"Our Achilles' heel last year was a lack of post presence, and that has to be addressed, and it will be," Stanley said. "We've got some kids who have matured since last year."
Meyer averaged 4.1 points and 3.4 rebounds in 282 minutes last season, Goldade averaged 3.4 points and 4.5 rebounds in 332 minutes, Russell averaged 4.8 points and 2.6 rebounds in 247 minutes and Goetz averaged 7.2 points and 2.2 rebounds in 251 minutes.
"Goldade is a year older and stronger ... Elizabeth Meyer is a strong kid. She should be able to help us on the blocks. Makenzie Schmidt (a 5-10 junior) will see a lot of minutes this year. She should help us on the blocks," Stanley said. "JaeLyn Russell is a strong kid who will be another post player."
Stanley said his post players aren't wooden lob-me-the-ball types.
"Our bigs can run the floor. Goldade is 6-2 and very athletic. She gets up and down," he said.
"People forget those kids were sophomores last year, and (5-8 guard) McKayla Howling Wolf was a freshman," Stanley continued. "We saw a lot of growth this summer with the traveling team. They're maturing."
Stanley said his post players must assert themselves under the boards.
"This group has a lot of potential ... but last year they got outrebounded by about five a game. With a year of maturity that's got to get better," he said.
On the other end of the spectrum is Longtin. Stanley said the worst thing the opposition can do is judge this book by its 5-foot-2 cover.
"I feel pretty confident Longtin can be one of the premier guards in the state," Stanley said. "Longtin, Howling Wolf and Goetz - all of them can handle the basketball."
They can also shoot it. The Longtin-Howling Wolf-Goetz triumvirate combined for 61 3-pointers last season.
"We should be able to score. There are plenty of 3-point shooters in this group," the coach said.
Defensively, the Braves were fourth in the West Region last season, surrendering 56.7 points per game. Stanley said he would take a similar defensive performance this season.
"I don't see why we won't be at least as strong defensively as we were last year," Stanley said.
However, Mandan may not play as much nose-to-nose full-court pressure as Braves fans have become accustomed to seeing.
"Mandan has always been noted for its full-court pressure," Stanley said. "But this group can play at almost any pace. ... We'll pick our spots more this year than Mandan has in the past."
It's not for want of depth that Stanley is backing off the Braves' aggressive defensive posture.

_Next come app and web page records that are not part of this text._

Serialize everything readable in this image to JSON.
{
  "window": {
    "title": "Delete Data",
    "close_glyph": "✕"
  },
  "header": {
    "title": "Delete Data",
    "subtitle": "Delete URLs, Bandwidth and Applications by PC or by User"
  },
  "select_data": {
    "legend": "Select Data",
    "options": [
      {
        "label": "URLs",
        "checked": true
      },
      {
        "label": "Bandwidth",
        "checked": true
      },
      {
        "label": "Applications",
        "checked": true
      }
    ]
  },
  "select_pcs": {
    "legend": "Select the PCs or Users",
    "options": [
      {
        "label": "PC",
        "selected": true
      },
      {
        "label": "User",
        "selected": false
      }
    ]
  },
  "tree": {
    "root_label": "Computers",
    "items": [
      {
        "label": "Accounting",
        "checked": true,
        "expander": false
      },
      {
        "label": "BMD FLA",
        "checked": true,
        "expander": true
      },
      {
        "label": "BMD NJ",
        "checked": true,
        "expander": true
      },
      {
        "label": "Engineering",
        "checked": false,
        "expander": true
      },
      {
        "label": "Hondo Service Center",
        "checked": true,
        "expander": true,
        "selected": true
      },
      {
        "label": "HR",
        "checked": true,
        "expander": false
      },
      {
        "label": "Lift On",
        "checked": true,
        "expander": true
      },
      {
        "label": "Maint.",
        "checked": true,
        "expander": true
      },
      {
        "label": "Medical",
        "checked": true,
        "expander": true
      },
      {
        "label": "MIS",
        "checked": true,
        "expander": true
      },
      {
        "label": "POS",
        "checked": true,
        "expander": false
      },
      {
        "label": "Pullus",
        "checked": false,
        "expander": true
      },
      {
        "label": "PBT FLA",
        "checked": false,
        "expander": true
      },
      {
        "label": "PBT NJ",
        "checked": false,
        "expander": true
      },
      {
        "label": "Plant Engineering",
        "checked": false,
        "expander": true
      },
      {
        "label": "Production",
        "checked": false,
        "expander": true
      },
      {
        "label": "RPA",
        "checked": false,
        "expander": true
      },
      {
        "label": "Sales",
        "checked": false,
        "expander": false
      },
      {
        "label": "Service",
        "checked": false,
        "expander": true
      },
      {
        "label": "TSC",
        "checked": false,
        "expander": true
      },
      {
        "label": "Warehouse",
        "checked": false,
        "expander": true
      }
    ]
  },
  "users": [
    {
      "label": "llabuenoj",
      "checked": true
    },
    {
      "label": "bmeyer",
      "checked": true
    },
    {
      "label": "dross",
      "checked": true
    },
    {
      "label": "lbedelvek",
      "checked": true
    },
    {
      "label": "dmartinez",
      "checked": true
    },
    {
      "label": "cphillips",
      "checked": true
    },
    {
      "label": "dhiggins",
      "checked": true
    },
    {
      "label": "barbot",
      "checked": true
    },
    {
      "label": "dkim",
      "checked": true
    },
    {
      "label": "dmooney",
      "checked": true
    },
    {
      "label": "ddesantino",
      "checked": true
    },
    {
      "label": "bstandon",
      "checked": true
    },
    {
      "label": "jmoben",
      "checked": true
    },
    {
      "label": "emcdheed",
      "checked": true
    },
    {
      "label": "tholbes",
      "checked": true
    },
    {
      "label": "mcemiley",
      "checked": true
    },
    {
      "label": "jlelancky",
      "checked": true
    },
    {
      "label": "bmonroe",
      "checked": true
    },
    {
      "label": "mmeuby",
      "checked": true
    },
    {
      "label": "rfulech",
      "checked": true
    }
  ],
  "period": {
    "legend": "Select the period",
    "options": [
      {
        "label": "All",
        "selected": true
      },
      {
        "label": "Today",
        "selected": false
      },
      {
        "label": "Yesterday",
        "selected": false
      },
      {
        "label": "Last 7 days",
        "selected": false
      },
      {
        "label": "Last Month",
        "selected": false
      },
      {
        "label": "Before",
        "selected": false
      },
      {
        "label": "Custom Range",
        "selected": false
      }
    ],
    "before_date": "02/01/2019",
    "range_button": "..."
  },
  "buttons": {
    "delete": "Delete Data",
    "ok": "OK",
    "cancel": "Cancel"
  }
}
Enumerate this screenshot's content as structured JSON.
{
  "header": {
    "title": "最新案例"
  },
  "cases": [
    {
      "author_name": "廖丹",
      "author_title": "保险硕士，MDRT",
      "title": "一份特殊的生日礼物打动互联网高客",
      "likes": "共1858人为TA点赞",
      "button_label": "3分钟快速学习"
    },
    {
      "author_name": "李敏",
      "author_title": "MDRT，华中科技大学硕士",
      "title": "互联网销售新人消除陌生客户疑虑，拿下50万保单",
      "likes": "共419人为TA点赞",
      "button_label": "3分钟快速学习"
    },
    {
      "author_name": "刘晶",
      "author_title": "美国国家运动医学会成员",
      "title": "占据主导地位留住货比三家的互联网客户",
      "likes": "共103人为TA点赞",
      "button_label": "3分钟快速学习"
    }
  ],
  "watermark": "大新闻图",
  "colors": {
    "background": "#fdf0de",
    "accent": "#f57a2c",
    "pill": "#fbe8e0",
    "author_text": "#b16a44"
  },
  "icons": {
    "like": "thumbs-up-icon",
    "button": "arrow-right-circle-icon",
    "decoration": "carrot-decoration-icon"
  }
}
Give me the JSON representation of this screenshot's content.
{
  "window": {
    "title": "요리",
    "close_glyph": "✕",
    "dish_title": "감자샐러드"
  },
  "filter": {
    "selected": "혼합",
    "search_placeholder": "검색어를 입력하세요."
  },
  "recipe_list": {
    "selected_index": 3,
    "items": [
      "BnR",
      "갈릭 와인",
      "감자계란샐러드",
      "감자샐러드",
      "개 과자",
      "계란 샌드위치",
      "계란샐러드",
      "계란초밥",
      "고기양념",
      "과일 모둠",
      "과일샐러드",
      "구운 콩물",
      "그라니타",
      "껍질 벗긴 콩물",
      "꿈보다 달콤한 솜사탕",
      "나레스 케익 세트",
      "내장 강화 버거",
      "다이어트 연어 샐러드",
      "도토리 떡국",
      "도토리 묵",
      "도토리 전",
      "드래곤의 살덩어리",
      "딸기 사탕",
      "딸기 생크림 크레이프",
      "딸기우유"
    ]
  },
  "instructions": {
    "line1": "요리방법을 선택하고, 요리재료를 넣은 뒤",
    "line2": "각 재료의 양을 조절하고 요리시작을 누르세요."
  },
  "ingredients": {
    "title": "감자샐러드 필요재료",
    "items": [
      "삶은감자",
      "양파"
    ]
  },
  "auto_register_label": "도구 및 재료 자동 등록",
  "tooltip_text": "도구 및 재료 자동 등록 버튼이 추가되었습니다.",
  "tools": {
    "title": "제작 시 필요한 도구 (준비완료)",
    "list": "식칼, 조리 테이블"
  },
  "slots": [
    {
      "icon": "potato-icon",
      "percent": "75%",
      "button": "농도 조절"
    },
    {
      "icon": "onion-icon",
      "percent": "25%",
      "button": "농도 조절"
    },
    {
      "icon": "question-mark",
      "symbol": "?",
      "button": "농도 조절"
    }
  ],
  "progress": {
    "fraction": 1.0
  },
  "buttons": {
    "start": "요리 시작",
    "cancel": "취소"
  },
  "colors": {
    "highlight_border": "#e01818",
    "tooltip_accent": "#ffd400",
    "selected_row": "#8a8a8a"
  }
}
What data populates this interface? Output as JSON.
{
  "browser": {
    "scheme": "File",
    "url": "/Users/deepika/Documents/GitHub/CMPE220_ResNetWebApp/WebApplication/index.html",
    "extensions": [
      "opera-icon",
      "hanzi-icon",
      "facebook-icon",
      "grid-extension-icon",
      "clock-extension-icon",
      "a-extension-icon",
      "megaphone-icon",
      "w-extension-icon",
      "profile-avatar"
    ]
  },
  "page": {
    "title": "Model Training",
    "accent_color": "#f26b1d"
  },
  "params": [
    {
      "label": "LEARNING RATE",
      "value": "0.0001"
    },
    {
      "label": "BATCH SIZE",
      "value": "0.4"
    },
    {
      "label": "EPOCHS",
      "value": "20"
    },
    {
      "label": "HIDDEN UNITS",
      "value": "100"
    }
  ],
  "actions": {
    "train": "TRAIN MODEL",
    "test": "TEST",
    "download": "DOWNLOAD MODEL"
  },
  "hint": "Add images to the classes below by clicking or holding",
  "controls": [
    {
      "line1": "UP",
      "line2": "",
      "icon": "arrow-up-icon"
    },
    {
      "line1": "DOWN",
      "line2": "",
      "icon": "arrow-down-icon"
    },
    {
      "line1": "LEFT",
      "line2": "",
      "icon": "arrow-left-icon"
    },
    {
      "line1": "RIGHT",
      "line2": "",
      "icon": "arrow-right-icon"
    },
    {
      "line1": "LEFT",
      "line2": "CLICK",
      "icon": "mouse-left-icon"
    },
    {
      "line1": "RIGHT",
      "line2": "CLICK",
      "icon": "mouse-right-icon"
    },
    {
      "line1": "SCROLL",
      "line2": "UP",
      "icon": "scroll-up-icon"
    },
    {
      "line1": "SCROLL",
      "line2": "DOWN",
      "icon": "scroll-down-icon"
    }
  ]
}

"We have eight kids we feel comfortable with. The sophomores got tons of minutes last year, and Chelsey Peterson is a sophomore who could see a lot of minutes. She's pretty nifty and has a nose for the ball. She's kind of a No. 3-type player, and she's got a work ethic like Mic Longtin."
Stanley may have several veteran players off a team that finished eight games over .500 last season, but he has no illusions of a walk in the park. He points to Century, Minot and Bismarck and the Braves as probable contenders with Jamestown having an outside shot.
Mandan opens at Jamestown on Fridayand and visits Century in its second game Dec. 15.
"(Century) is a group of seniors, and they're just solid. It doesn't matter what sport," Stanley said.